We developed a dessert charcuterie as a perfect complement for a spirit tasting.

Ingredients were chosen to complement the brine, peat and honey qualities and play up the sweeter notes of the spirits. Barrel-aged spirits like whiskey or aged rum echo the natural vanilla and caramel richness found in many chocolates. Tropical fruits and nuts also enhance the flavor profile in these spirits.

Age is another big factor with respect to pairings. The more time a spirit spends in a charred new oak barrel, the more you’ll taste primary flavors like grain, fruit and flowers.

Now that we have our culinary companions for our spirits; here are some tips to make the most of a tasting.

Look Both Ways:

Even clear spirits may leave “legs on the glass” indicating a viscosity and giving you a sense of the mouthfeel. Also pay attention to clarity and even bubbles, which aren’t a result of carbonation but agitation, and occur only in higher (50% ABV and above) spirits. As for color, darker spirits have a range of colors, and lighter doesn’t always mean less flavor.

Go Nose First:

Aromatics play a huge part in taste, and the aromatics of a spirit can be especially volatile, ready to leap out of the glass and into your nasal passageway if treated correctly.

Sip and Spit:

Spirits aren’t generally part of what your palate encounters on a regular basis.
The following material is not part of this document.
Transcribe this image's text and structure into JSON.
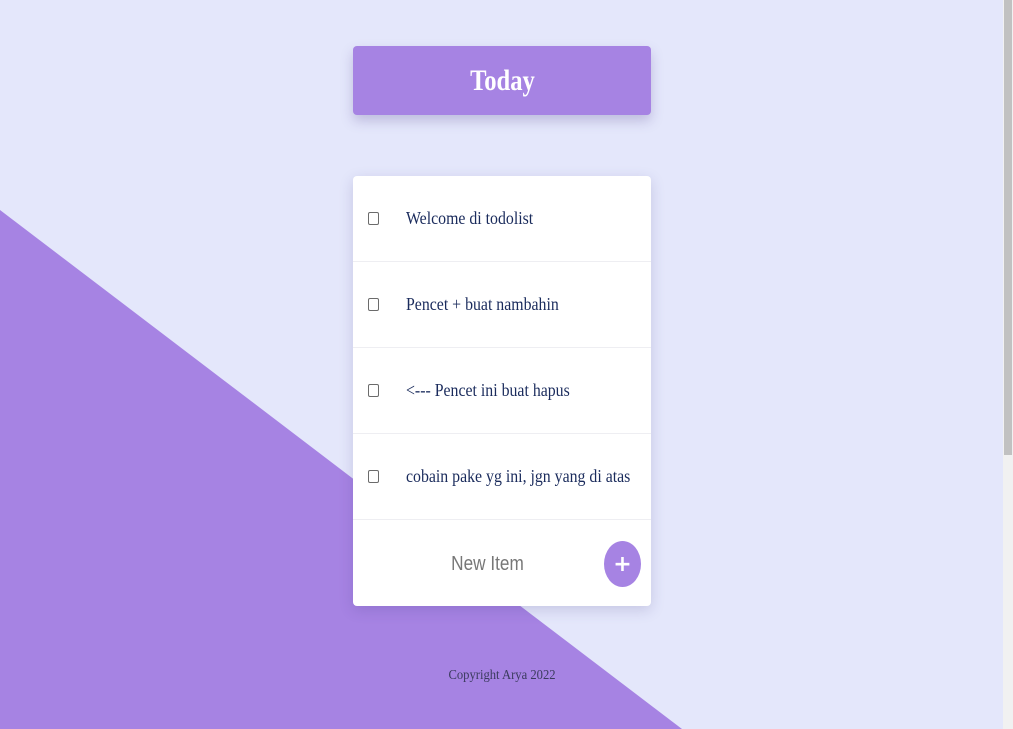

So, it’s good to prime your palate by sipping a little of the spirit, swishing it around, and spitting out the remainder.